The demand for maximising outdoor space is undoubtedly gaining pace across the public sector arena, especially with educational and healthcare establishments, where sheltered walkways, outdoor learning environments and protective entrance canopies are particularly popular options.
As with any extension, a canopy or walkway should be engineered specifically for the building it’s going to be attached to, or the ground it’s going to sit in to ensure that it:
- Meets the relevant performance and safety standards
- Is robust enough to stand the test of time
- Won’t require costly maintenance – to either the canopy itself or the adjacent wall or land
One of the most effective ways to ensure canopies and walkways are installed to the highest standard and provide optimum protection is to use site specific calculations. Typically conducted by a technical surveyor, these calculations encompass a number of technical on-site measurements, including wind speed, annual snowfall and nearby trees and roots, as well as the terrain in which the foundations will sit and the quality and structure of the wall that will support the canopy.
While it may seem somewhat strange to consider wind speed and snowfall for a canopy installation, they play a major part in how it should be built. So too, does the terrain, nearby trees, drainage systems and existing buildings, as they can all impact the build phase, performance and overall lifespan of the structure. For instance, the design of the canopy may have to factor in nearby trees and roots plus, how much they’re likely to grow and potentially impact the structure over the years.
The pull test
Site specific calculations are particularly key for cantilevered, wall hung canopies, as they determine if the identified wall is strong enough to take the weight of the required shelter.
Using a specific test known as the ‘pull test’, which is designed to mimic the weight of a canopy, a trained surveyor can ascertain whether additional foundation supports will be required in order to safeguard the canopy, the building and its users. Other factors that should be taken into account are the material, age and position of the wall, as well as type, weight and load bearing capacity of the selected canopy.
Understanding the importance of site specific calculations is the first step in ensuring canopies deliver on safety, performance and longevity, which are all key ingredients when investing in any building extension.
What’s more, conducting the right site specific calculations can make the difference between having a particular canopy or walkway and settling for an alternative design.

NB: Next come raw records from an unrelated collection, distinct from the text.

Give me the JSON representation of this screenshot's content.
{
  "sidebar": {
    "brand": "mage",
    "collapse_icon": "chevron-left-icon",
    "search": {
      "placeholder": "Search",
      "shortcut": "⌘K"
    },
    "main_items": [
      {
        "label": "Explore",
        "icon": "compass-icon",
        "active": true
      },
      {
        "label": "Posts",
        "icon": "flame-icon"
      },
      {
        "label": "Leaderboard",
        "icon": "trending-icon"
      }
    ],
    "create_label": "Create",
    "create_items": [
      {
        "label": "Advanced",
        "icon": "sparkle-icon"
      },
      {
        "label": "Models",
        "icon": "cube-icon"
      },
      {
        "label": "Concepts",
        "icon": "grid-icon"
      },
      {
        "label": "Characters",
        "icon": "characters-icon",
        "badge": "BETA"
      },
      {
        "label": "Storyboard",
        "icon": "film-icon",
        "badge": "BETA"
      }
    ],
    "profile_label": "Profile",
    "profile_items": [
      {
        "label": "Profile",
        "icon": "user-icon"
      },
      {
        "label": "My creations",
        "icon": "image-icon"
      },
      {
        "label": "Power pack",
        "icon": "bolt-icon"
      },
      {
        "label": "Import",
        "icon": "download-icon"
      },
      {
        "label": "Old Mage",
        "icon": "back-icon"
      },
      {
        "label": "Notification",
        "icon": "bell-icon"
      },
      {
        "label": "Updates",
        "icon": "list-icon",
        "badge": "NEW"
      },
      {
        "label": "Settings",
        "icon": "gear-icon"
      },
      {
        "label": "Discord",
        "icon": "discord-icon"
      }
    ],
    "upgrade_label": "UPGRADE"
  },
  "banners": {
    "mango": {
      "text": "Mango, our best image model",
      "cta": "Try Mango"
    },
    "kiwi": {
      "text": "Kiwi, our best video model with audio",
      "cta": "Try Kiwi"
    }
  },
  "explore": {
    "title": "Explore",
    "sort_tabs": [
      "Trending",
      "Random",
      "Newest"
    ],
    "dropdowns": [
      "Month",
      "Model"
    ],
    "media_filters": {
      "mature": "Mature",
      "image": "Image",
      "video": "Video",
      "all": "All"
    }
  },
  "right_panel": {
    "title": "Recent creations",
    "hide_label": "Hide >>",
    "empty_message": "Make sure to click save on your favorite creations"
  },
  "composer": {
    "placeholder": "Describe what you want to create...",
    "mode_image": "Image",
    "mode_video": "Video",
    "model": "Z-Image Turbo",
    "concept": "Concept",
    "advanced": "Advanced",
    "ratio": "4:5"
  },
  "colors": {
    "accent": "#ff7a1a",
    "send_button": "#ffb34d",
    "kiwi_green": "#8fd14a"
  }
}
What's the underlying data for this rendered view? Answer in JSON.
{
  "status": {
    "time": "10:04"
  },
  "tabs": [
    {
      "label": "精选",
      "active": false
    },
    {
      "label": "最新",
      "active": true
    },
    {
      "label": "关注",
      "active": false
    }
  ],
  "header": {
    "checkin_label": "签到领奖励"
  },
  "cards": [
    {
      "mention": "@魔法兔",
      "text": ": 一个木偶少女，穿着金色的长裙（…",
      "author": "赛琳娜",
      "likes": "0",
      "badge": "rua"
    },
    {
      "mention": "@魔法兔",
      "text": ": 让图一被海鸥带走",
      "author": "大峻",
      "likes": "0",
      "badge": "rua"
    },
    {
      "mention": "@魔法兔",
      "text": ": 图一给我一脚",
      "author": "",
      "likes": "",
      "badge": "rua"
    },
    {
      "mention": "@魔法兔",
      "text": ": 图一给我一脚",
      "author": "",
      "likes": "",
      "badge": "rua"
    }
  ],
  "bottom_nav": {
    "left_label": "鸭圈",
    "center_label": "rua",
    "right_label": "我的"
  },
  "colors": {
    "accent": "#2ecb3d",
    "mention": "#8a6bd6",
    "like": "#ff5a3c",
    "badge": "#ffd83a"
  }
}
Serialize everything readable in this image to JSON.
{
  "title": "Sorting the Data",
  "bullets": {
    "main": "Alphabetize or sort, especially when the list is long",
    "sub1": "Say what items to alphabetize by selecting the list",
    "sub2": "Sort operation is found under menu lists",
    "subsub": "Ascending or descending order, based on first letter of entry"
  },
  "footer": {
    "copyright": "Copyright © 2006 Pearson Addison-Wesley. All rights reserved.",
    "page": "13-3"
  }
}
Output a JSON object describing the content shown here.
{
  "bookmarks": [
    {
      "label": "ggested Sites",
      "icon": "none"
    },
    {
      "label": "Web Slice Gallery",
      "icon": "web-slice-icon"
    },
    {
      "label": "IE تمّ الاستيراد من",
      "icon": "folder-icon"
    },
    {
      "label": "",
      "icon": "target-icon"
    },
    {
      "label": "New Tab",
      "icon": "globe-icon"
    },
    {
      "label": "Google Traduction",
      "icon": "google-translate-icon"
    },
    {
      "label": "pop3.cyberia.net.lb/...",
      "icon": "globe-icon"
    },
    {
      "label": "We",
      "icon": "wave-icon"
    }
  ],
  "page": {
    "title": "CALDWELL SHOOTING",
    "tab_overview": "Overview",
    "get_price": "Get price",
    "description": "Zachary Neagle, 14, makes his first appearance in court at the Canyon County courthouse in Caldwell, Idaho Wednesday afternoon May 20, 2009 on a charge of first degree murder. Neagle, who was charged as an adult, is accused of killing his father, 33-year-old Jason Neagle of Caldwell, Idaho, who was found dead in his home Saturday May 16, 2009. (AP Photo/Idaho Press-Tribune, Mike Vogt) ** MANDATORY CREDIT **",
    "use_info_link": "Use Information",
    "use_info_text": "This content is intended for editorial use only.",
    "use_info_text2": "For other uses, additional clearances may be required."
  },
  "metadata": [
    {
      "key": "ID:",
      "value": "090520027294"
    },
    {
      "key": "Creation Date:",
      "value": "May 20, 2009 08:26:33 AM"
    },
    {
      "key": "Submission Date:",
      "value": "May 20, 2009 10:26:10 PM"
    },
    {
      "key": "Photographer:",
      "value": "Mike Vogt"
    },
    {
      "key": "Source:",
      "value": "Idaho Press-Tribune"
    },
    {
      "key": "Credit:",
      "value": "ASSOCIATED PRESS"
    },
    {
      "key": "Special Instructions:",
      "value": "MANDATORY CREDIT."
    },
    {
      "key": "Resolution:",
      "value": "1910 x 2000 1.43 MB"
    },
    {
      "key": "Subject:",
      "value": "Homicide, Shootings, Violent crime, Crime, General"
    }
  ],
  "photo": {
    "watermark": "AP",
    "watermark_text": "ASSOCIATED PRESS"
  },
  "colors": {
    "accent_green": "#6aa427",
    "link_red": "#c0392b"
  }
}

With some minor adjustments to materials, fixtures, fittings and build techniques, almost any canopy installation is possible, providing the right technical factors have been taken into account from the outset.